“That’s one of the great things about continuing education,” he says. “You start to interface with other like-minded individuals who have a growth mindset centered on staying on top of industry trends and changes.”
He points to additional offerings the ASAE provides, along with the fact that both designations require recertification. That ensures designees continue to pursue educational opportunities.
Relevant professional development opportunities exist outside the two organizations as well. After earning her RCE, for example, Harris worked on her Institute for Organization Management certification from the U.S. Chamber of Commerce, which provides education in nonprofit management.
“I’m invested in my career, so I want to be part of all aspects of it and be aware of what’s up and coming,” she says.
The Importance of Support
Harris says she’s grateful to her former CEO for not only encouraging her to seek the RCE but also providing the tools and financial support to undertake the designation. “I think you definitely need to have the backing of your board—or your boss, if you’re staff and not the CEO,” she says. “I was lucky that we had a staff training budget that allowed me the opportunity.”
Not only are both designations costly, but they require a significant investment in time as well. Harris’ predecessor encouraged her to time-block her schedule so she could whittle away at her RCE. “I kept a spreadsheet that showed what I needed, what I was doing to get it and where I was in relation to those goals,” she says. “Because you can get creative.”
The RCE operates on a point system, and applicants use the Applicant Data Form to track them. Because points can be accumulated in different ways, Harris devised a plan with the help of her CEO that allowed her to work as efficiently as possible. “I think it’s definitely good to have partnerships that can help you get what you need done,” she says. “If you don’t have that support, then it’s either going to be something you do at your own expense or there are going to be opportunities you’re just not going to be able to pursue.”
Juliano received similar support. “I was fortunate that my association does invest in professional development for staff,” he says. “This was one of those options that I was able to utilize as a human resource benefit: They would support me financially and allow me to carve time out of my workweek to study. If you’re going to take the extra step of education, our association is going to support you with that.”
Returning the Favor
Grant recognizes the value of her designations and is keen to support those in her association who wish to further their careers by going after them.
“I encourage all my employees who are managers to pursue their RCE,” she says. “Even if a staff professional does not pursue the full designation, we want our teams to always learn and grow.”

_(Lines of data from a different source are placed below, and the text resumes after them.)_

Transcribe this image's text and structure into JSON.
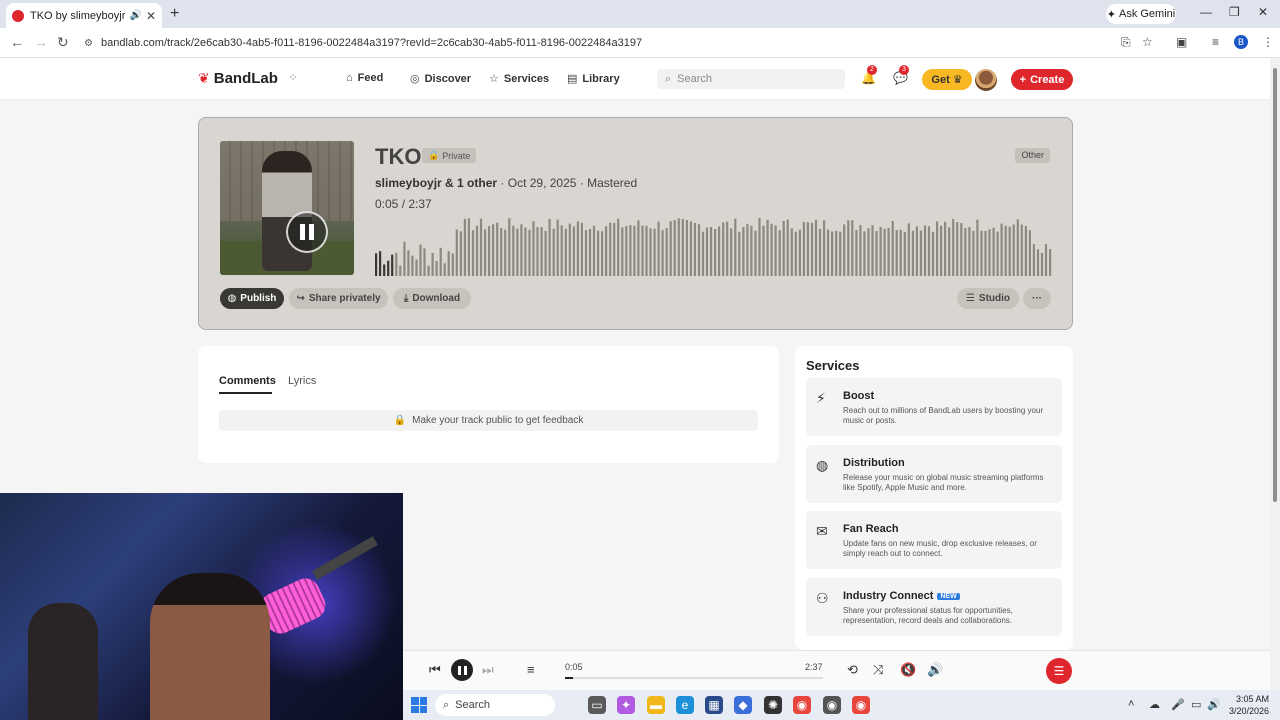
{
  "browser": {
    "tab_title": "TKO by slimeyboyjr | BandLab",
    "new_tab": "+",
    "ask_gemini": "Ask Gemini",
    "url": "bandlab.com/track/2e6cab30-4ab5-f011-8196-0022484a3197?revId=2c6cab30-4ab5-f011-8196-0022484a3197",
    "profile_initial": "B"
  },
  "header": {
    "logo": "BandLab",
    "nav": [
      "Feed",
      "Discover",
      "Services",
      "Library"
    ],
    "search_placeholder": "Search",
    "notifications_count": "2",
    "messages_count": "3",
    "get_label": "Get",
    "create_label": "Create"
  },
  "track": {
    "title": "TKO",
    "visibility": "Private",
    "genre": "Other",
    "artist": "slimeyboyjr",
    "collab": "& 1 other",
    "date": "· Oct 29, 2025 · Mastered",
    "time": "0:05 /  2:37",
    "progress_fraction": 0.032,
    "buttons": {
      "publish": "Publish",
      "share": "Share privately",
      "download": "Download",
      "studio": "Studio",
      "more": "···"
    }
  },
  "comments": {
    "tabs": [
      "Comments",
      "Lyrics"
    ],
    "notice": "Make your track public to get feedback"
  },
  "services": {
    "title": "Services",
    "items": [
      {
        "name": "Boost",
        "desc": "Reach out to millions of BandLab users by boosting your music or posts.",
        "icon": "bolt-icon"
      },
      {
        "name": "Distribution",
        "desc": "Release your music on global music streaming platforms like Spotify, Apple Music and more.",
        "icon": "globe-icon"
      },
      {
        "name": "Fan Reach",
        "desc": "Update fans on new music, drop exclusive releases, or simply reach out to connect.",
        "icon": "mail-icon"
      },
      {
        "name": "Industry Connect",
        "badge": "NEW",
        "desc": "Share your professional status for opportunities, representation, record deals and collaborations.",
        "icon": "people-icon"
      }
    ]
  },
  "player": {
    "current": "0:05",
    "duration": "2:37",
    "progress_fraction": 0.032
  },
  "taskbar": {
    "search": "Search",
    "time": "3:05 AM",
    "date": "3/20/2026"
  }
}
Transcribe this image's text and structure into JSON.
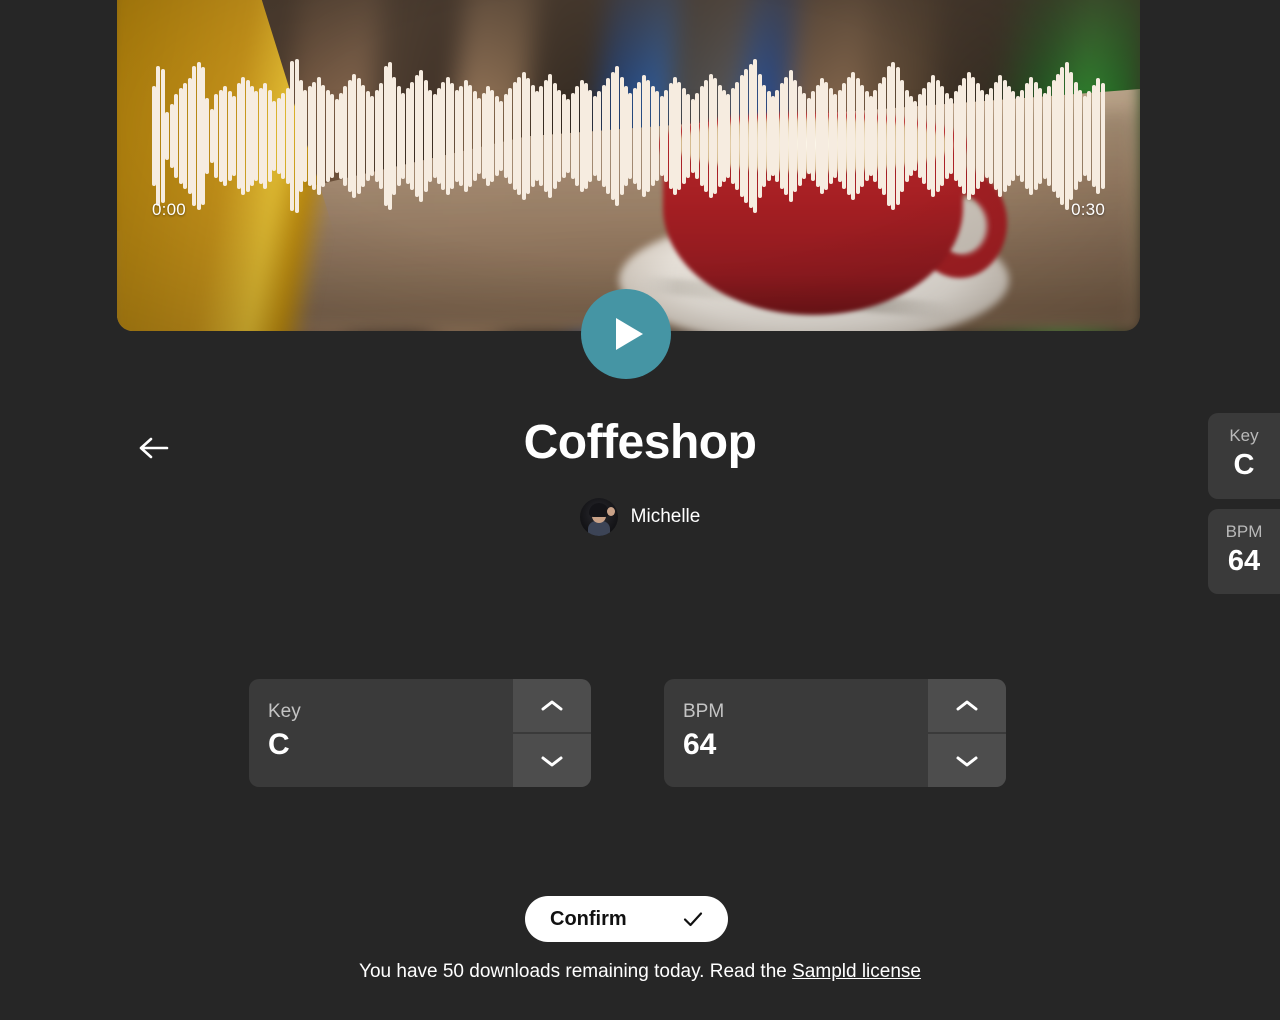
{
  "player": {
    "time_start": "0:00",
    "time_end": "0:30",
    "play_icon": "play-triangle-icon",
    "accent_color": "#4595a4",
    "waveform_color": "#f6ece0",
    "waveform_amplitudes": [
      62,
      88,
      84,
      30,
      40,
      52,
      60,
      66,
      72,
      88,
      92,
      86,
      48,
      34,
      52,
      58,
      62,
      56,
      50,
      66,
      74,
      70,
      62,
      56,
      60,
      66,
      58,
      44,
      48,
      54,
      60,
      94,
      96,
      70,
      58,
      62,
      68,
      74,
      64,
      58,
      52,
      46,
      54,
      62,
      70,
      78,
      72,
      64,
      56,
      50,
      58,
      66,
      88,
      92,
      74,
      62,
      54,
      60,
      68,
      76,
      82,
      70,
      58,
      52,
      60,
      68,
      74,
      66,
      58,
      62,
      70,
      64,
      56,
      48,
      54,
      62,
      58,
      50,
      44,
      52,
      60,
      68,
      74,
      80,
      72,
      64,
      56,
      62,
      70,
      78,
      66,
      58,
      52,
      46,
      54,
      62,
      70,
      66,
      58,
      50,
      56,
      64,
      72,
      80,
      88,
      74,
      62,
      54,
      60,
      68,
      76,
      70,
      62,
      56,
      50,
      58,
      66,
      74,
      68,
      60,
      52,
      46,
      54,
      62,
      70,
      78,
      72,
      64,
      58,
      52,
      60,
      68,
      76,
      84,
      90,
      96,
      78,
      64,
      56,
      50,
      58,
      66,
      74,
      82,
      70,
      62,
      54,
      48,
      56,
      64,
      72,
      68,
      60,
      52,
      58,
      66,
      74,
      80,
      72,
      64,
      56,
      50,
      58,
      66,
      74,
      88,
      92,
      86,
      70,
      58,
      50,
      44,
      52,
      60,
      68,
      76,
      70,
      62,
      54,
      48,
      56,
      64,
      72,
      80,
      74,
      66,
      58,
      52,
      60,
      68,
      76,
      70,
      62,
      56,
      50,
      58,
      66,
      74,
      68,
      60,
      54,
      62,
      70,
      78,
      86,
      92,
      80,
      68,
      58,
      50,
      56,
      64,
      72,
      66
    ]
  },
  "header": {
    "back_icon": "arrow-left-icon",
    "title": "Coffeshop",
    "artist": "Michelle",
    "avatar_icon": "user-avatar-icon"
  },
  "side_badges": [
    {
      "label": "Key",
      "value": "C"
    },
    {
      "label": "BPM",
      "value": "64"
    }
  ],
  "steppers": [
    {
      "label": "Key",
      "value": "C",
      "increment_icon": "chevron-up-icon",
      "decrement_icon": "chevron-down-icon"
    },
    {
      "label": "BPM",
      "value": "64",
      "increment_icon": "chevron-up-icon",
      "decrement_icon": "chevron-down-icon"
    }
  ],
  "confirm": {
    "label": "Confirm",
    "check_icon": "check-icon"
  },
  "footer": {
    "text": "You have 50 downloads remaining today. Read the ",
    "link": "Sampld license"
  },
  "colors": {
    "background": "#262626",
    "panel": "#3a3a3a",
    "panel_light": "#4d4d4d",
    "accent": "#4595a4",
    "text": "#ffffff"
  }
}
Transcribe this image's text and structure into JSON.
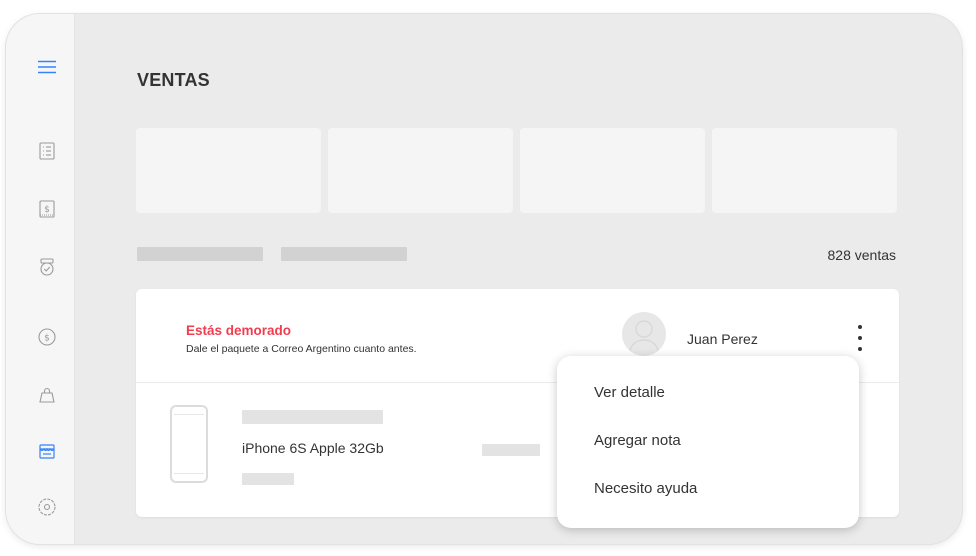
{
  "sidebar": {
    "items": [
      {
        "icon": "menu-icon",
        "color": "#3483fa",
        "active": true
      },
      {
        "icon": "list-icon",
        "color": "#9a9a9a"
      },
      {
        "icon": "invoice-dollar-icon",
        "color": "#9a9a9a"
      },
      {
        "icon": "badge-check-icon",
        "color": "#9a9a9a"
      },
      {
        "icon": "coin-dollar-icon",
        "color": "#9a9a9a"
      },
      {
        "icon": "shopping-bag-icon",
        "color": "#9a9a9a"
      },
      {
        "icon": "store-icon",
        "color": "#3483fa",
        "active": true
      },
      {
        "icon": "settings-circle-icon",
        "color": "#9a9a9a"
      }
    ]
  },
  "page": {
    "title": "VENTAS",
    "sales_count": "828 ventas"
  },
  "sale": {
    "status_title": "Estás demorado",
    "status_message": "Dale el paquete a Correo Argentino cuanto antes.",
    "buyer_name": "Juan Perez",
    "product_name": "iPhone 6S Apple 32Gb"
  },
  "context_menu": {
    "items": [
      {
        "label": "Ver detalle"
      },
      {
        "label": "Agregar nota"
      },
      {
        "label": "Necesito ayuda"
      }
    ]
  },
  "colors": {
    "accent": "#3483fa",
    "warning": "#f23d4f",
    "text": "#333333",
    "placeholder": "#d2d2d2"
  }
}
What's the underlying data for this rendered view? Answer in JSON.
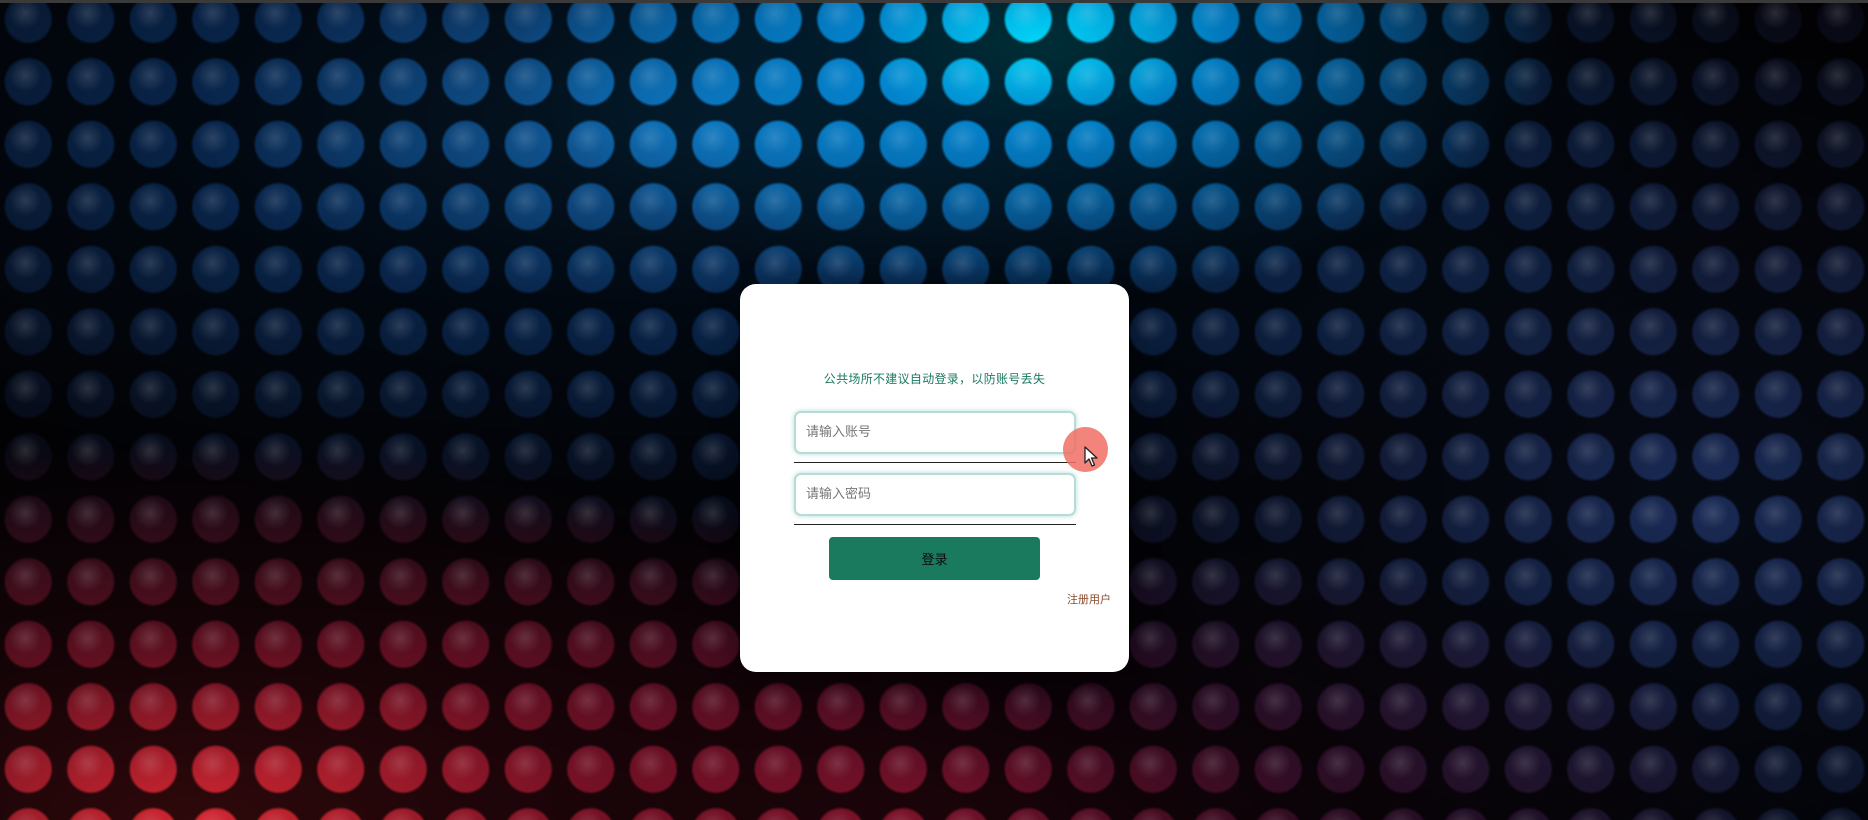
{
  "login": {
    "notice": "公共场所不建议自动登录，以防账号丢失",
    "username_placeholder": "请输入账号",
    "password_placeholder": "请输入密码",
    "login_label": "登录",
    "register_label": "注册用户"
  },
  "colors": {
    "accent": "#1a7a5e",
    "notice_text": "#1c7a62",
    "register_link": "#8a4a2a",
    "card": "#ffffff"
  },
  "icons": {
    "cursor": "mouse-pointer-icon"
  }
}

Mentorship can help. Harris says she has peers and colleagues who come to her for advice on their point strategy. It also helps to know what scholarship programs are available. She encouraged one of her employees to apply for a Florida Realtors® scholarship so he’d be able to attend a state AE workshop that counted toward his RCE points. “It helped to stretch the funds in my budget and take him somewhere else as well, kind of paying forward what my predecessor did for me,” she says.
NAR also offers the Judith Lindenau RCE Scholarship, which covers the application and certification fee.
Making the Investment
Professional development is a key investment in yourself, and one that can have a positive impact on our association.
“I would encourage anybody to speak with their supervisor or their board to see what offerings exist—or could exist—within the association,” Juliano says.
Harris agrees. “Don’t leave opportunities on the table,” she says. “And don’t wait—start working on it now.”